» Problem statement
Read through the data and count the lines that contain the string "greendao"; give only the result.

[Element data from apps and pages]
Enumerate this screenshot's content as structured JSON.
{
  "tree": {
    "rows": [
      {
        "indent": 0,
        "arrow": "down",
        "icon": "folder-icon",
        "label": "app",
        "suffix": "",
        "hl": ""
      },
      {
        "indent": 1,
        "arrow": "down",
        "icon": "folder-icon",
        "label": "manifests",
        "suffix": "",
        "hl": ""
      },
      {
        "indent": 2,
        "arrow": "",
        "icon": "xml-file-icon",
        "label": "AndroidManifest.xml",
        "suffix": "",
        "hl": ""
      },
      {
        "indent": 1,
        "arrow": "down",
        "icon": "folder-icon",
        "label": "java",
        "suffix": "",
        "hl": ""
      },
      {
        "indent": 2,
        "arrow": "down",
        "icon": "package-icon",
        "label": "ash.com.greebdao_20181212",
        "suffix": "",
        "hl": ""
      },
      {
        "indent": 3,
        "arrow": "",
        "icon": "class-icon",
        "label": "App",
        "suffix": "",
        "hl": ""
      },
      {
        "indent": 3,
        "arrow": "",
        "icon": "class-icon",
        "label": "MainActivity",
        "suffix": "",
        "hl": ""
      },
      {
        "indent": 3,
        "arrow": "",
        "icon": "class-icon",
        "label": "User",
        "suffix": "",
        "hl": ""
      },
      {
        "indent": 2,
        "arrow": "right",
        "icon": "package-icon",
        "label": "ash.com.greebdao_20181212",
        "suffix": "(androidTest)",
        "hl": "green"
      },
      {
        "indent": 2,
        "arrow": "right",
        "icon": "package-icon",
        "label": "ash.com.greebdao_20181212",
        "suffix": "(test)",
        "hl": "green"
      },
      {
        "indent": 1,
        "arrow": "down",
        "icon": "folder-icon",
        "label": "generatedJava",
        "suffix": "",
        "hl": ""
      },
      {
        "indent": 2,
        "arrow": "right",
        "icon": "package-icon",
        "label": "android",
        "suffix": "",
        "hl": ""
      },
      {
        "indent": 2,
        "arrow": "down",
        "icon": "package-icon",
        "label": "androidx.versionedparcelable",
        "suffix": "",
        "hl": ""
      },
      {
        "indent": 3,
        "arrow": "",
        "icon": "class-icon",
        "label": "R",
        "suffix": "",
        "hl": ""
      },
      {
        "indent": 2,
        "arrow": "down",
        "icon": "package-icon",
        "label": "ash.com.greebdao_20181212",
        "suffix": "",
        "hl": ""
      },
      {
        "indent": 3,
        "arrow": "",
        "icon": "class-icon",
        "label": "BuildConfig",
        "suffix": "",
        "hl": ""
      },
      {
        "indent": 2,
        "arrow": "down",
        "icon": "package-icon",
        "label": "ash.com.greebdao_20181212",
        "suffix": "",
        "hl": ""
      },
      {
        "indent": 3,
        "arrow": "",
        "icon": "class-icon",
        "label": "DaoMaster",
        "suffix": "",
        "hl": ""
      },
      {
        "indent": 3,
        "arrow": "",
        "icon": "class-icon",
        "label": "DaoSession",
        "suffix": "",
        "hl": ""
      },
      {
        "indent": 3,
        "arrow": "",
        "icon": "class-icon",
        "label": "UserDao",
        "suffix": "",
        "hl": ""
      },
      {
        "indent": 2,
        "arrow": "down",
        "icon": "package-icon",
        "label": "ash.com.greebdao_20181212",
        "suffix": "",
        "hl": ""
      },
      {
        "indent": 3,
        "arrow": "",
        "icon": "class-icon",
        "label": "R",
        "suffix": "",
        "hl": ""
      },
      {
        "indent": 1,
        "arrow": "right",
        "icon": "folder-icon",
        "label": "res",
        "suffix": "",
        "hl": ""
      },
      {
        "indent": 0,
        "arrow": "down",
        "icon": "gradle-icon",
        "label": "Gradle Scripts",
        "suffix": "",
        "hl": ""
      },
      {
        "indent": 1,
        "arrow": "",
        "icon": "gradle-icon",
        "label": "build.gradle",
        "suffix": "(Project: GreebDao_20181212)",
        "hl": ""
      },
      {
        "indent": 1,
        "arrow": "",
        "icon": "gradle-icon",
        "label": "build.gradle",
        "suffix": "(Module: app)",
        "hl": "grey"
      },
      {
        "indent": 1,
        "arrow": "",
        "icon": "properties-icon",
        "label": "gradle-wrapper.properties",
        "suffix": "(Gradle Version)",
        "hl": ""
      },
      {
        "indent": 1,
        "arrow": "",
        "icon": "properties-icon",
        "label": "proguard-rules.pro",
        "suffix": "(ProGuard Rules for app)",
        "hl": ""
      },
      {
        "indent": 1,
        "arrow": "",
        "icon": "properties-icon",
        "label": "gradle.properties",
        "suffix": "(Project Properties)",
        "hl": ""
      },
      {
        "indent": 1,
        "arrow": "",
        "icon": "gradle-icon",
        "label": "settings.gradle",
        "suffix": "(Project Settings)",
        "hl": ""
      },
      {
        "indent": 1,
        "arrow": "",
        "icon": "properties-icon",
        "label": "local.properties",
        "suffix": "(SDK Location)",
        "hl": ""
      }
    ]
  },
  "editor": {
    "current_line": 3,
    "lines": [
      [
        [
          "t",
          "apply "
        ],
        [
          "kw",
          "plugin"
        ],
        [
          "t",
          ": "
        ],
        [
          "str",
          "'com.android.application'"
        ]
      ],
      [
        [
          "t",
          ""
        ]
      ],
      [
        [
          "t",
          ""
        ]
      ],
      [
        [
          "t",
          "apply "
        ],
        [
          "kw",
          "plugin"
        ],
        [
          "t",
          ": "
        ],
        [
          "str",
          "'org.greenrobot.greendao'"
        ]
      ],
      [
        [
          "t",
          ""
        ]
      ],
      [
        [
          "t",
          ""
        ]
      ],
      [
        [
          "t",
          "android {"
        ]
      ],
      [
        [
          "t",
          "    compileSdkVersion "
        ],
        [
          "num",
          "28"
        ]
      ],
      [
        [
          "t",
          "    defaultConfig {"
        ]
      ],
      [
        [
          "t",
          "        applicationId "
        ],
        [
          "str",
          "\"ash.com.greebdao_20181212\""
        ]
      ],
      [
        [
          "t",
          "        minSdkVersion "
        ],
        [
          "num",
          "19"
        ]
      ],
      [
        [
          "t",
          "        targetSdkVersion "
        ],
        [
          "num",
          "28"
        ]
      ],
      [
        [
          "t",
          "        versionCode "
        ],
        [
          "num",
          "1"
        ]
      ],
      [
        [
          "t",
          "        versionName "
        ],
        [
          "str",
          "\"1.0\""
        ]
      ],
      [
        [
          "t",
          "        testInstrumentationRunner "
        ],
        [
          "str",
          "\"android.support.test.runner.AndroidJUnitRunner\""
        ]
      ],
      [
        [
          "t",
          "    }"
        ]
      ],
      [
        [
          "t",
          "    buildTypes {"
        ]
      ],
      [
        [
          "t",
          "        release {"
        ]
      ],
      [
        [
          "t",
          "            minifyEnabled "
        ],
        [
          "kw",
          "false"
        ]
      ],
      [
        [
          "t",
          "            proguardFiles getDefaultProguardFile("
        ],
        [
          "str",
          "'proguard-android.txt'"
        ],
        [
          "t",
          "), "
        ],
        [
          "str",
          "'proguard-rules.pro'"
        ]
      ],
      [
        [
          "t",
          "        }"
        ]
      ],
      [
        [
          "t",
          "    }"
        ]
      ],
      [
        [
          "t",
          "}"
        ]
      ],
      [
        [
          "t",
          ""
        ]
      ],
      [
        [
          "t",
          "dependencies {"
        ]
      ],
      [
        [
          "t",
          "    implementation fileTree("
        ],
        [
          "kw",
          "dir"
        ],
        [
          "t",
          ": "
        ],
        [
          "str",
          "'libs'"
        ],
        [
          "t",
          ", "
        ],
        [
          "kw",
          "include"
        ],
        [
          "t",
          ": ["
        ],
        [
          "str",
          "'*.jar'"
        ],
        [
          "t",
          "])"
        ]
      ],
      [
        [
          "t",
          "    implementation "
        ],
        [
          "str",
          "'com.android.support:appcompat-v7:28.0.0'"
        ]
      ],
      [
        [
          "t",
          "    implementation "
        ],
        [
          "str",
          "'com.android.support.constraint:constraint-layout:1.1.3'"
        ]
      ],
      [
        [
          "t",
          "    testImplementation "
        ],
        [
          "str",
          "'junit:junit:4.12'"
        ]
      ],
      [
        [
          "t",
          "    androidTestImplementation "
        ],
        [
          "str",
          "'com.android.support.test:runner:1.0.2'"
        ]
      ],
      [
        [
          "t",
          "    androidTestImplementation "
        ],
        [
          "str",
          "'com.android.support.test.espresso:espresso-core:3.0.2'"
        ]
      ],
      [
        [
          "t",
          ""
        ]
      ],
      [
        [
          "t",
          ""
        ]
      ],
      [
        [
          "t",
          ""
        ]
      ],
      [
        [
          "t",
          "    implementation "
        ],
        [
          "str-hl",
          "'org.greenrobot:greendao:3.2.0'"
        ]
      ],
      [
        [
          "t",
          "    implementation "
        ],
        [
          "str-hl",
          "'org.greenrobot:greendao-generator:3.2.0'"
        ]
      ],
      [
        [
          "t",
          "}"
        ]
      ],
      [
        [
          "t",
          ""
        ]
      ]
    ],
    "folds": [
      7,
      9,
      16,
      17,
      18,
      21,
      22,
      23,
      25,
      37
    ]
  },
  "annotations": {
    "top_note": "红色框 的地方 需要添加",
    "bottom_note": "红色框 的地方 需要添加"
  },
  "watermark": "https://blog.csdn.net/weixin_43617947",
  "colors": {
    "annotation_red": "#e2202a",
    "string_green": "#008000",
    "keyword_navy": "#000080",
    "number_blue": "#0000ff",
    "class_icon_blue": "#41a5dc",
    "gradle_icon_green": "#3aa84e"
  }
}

» Solution to this exercise
3